** SUPPLIED MATERIAL follows **
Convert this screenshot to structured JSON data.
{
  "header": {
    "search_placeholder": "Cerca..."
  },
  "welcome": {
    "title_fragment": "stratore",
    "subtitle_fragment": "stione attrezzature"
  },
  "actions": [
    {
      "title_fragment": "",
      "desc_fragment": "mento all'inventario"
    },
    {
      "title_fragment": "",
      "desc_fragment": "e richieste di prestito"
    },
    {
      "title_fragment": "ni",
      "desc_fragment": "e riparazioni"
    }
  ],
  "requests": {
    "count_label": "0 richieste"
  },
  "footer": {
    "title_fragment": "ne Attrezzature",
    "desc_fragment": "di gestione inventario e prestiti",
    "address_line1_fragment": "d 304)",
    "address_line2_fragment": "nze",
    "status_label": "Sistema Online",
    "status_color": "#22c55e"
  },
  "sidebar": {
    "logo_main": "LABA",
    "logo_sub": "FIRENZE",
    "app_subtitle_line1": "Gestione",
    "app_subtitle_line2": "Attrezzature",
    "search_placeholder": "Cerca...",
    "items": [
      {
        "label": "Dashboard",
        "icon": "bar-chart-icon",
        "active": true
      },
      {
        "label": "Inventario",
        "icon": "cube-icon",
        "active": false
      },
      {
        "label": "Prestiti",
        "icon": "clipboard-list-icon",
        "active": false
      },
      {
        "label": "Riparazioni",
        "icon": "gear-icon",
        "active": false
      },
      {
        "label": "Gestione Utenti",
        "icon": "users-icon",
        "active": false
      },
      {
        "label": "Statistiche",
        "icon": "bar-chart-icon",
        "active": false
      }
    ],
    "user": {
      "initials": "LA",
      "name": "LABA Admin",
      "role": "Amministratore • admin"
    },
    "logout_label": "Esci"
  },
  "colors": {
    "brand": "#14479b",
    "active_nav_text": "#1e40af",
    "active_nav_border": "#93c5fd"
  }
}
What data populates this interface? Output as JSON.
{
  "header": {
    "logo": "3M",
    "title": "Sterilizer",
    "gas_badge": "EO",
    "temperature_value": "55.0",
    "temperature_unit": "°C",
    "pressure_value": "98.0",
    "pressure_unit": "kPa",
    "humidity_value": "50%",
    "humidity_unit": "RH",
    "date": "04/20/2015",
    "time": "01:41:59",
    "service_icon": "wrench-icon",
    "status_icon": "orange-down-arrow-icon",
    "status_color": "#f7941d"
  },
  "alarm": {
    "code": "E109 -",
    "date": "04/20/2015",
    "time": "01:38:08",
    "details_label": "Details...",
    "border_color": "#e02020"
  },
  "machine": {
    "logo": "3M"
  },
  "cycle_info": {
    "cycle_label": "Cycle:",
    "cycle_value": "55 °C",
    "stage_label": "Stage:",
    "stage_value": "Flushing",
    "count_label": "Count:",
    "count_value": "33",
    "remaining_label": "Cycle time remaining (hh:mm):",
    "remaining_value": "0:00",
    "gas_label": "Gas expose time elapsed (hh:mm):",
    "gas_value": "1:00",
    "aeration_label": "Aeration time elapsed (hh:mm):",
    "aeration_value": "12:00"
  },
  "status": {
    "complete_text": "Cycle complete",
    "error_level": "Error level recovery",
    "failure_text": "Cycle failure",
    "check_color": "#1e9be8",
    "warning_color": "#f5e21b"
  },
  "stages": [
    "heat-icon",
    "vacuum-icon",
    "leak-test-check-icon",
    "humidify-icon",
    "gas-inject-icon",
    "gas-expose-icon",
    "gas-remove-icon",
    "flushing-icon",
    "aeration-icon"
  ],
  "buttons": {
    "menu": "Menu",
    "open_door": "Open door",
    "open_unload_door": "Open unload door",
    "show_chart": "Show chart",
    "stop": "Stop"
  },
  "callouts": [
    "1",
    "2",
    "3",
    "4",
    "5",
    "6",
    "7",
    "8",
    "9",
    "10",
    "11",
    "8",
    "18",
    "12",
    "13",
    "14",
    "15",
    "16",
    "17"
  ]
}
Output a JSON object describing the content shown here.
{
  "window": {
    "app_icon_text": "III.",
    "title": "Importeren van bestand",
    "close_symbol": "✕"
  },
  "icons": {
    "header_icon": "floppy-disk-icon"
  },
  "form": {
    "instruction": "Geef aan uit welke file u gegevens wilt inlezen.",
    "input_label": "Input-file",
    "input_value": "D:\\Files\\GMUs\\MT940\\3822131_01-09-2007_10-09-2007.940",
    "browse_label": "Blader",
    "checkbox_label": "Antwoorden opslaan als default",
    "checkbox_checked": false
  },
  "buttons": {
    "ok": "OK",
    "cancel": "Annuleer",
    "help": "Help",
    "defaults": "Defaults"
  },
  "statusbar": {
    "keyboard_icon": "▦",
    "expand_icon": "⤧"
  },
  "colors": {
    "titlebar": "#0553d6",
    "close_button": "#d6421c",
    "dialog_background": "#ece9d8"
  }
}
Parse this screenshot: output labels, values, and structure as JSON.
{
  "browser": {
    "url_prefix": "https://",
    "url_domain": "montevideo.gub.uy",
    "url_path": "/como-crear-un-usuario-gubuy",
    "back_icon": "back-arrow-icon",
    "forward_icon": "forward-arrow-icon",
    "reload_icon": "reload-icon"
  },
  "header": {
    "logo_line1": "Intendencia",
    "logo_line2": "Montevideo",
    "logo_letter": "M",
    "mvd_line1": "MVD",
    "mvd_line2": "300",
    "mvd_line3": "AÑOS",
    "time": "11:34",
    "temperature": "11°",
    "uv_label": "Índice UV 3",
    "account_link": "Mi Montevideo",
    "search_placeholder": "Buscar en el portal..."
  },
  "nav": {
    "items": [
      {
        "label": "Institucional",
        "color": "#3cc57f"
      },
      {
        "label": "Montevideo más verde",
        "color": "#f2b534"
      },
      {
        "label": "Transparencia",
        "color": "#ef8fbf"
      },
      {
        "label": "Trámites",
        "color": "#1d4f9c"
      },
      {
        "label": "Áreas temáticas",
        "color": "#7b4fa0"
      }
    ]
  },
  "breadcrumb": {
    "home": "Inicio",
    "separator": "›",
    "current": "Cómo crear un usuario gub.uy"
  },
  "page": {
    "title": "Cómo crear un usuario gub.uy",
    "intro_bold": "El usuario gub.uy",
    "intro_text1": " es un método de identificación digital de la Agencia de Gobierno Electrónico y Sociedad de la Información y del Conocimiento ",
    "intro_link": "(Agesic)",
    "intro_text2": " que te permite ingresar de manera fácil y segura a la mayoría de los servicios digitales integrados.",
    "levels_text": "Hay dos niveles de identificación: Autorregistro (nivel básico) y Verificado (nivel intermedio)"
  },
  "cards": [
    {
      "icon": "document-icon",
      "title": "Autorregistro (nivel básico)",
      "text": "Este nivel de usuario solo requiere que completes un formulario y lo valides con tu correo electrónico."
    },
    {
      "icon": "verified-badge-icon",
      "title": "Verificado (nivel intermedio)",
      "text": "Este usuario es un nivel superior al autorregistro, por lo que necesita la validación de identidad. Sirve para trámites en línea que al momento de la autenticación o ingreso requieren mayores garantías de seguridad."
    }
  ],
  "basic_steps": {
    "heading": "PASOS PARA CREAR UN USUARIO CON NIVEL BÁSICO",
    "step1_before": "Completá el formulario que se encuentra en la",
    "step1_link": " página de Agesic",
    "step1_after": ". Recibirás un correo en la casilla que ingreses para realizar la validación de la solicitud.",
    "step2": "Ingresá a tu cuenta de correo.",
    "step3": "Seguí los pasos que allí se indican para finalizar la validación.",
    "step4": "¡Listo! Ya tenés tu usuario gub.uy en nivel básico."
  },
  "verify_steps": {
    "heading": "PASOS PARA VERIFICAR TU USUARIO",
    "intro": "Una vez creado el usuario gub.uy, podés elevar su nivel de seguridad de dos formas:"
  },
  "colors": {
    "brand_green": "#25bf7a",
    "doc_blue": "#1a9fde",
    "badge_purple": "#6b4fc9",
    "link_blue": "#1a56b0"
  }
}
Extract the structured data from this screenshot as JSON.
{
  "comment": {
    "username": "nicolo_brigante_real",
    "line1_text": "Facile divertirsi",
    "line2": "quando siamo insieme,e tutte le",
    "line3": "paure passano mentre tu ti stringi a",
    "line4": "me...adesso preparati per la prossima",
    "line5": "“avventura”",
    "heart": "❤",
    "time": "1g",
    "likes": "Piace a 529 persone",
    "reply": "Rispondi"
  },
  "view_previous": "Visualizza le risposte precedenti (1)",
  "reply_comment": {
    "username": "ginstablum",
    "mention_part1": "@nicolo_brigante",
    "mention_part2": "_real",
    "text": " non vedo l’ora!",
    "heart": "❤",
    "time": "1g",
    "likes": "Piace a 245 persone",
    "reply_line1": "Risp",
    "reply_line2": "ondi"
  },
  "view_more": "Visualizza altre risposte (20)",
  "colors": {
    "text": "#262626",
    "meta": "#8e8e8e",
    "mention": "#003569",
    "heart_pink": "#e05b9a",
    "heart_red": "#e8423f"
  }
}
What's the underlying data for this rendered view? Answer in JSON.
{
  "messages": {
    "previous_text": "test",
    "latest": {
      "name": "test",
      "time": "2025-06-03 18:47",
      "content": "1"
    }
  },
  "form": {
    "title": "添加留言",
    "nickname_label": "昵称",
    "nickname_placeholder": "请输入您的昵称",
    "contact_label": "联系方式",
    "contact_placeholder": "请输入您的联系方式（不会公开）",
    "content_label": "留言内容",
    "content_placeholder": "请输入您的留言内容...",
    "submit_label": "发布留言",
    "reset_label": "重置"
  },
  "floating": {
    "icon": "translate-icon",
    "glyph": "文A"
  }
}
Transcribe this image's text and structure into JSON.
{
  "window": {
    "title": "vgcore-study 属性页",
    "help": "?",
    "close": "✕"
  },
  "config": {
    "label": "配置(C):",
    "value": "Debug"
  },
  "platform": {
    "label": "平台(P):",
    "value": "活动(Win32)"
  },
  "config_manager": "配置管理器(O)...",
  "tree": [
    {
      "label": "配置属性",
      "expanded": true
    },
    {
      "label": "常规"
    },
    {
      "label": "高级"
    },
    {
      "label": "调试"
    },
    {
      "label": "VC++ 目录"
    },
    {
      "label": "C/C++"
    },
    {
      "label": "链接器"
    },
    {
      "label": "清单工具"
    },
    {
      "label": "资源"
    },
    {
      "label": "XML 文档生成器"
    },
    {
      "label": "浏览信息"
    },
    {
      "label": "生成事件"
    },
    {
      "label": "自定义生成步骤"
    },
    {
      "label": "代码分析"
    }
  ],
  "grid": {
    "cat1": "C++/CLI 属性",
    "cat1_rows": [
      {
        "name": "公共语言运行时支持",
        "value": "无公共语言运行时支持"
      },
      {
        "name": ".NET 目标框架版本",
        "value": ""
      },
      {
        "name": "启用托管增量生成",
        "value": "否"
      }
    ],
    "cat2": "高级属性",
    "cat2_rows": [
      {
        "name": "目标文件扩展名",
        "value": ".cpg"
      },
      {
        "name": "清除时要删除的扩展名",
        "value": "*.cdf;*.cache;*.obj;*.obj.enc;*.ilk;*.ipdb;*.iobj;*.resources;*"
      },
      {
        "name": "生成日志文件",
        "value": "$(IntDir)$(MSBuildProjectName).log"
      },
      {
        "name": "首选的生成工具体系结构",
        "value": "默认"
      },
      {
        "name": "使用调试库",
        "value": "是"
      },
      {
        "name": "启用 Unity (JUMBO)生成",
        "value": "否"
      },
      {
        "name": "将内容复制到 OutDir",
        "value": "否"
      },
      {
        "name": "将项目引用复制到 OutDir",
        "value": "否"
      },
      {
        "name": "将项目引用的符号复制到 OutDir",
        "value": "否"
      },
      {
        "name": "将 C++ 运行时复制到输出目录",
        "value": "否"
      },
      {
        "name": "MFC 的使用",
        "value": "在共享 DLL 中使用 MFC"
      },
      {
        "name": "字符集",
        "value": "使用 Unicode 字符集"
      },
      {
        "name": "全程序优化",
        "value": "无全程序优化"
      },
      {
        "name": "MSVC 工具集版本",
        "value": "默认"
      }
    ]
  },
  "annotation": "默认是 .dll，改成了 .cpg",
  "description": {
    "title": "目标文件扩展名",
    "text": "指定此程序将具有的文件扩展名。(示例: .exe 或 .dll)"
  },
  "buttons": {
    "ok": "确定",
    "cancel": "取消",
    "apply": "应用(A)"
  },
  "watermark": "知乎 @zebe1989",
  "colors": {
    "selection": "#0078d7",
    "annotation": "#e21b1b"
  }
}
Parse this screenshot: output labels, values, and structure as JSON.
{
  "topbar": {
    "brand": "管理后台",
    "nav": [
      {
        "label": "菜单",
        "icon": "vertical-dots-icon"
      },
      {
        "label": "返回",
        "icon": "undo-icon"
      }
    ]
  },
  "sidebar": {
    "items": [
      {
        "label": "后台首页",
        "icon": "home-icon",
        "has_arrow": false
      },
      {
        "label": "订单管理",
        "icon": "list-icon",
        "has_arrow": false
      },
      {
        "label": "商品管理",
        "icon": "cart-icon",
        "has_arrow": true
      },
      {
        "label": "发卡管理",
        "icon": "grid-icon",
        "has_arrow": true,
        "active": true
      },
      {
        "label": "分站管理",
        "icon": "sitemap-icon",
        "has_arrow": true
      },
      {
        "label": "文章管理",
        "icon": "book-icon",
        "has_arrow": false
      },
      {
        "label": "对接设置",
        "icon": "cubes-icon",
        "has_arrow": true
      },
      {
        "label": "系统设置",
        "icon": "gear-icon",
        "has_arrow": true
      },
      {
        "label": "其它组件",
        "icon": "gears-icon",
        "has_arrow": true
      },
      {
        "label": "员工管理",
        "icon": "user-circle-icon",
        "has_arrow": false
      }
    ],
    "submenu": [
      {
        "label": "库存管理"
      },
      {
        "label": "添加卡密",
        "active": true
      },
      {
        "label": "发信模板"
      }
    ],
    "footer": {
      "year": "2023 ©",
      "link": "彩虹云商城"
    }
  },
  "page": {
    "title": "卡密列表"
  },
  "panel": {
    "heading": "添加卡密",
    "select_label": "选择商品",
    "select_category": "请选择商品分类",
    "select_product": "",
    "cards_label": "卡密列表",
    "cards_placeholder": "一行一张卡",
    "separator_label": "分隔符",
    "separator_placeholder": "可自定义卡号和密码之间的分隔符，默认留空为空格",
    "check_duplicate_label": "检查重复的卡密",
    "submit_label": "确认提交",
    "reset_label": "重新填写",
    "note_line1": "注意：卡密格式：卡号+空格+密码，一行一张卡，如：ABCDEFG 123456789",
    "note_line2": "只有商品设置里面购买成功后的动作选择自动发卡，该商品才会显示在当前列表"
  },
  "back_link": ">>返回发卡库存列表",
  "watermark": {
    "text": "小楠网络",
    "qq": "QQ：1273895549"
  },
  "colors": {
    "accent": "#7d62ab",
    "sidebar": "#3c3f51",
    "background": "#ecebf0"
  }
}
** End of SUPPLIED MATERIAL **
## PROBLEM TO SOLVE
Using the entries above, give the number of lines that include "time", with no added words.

## ANSWER TO THIS TASK
9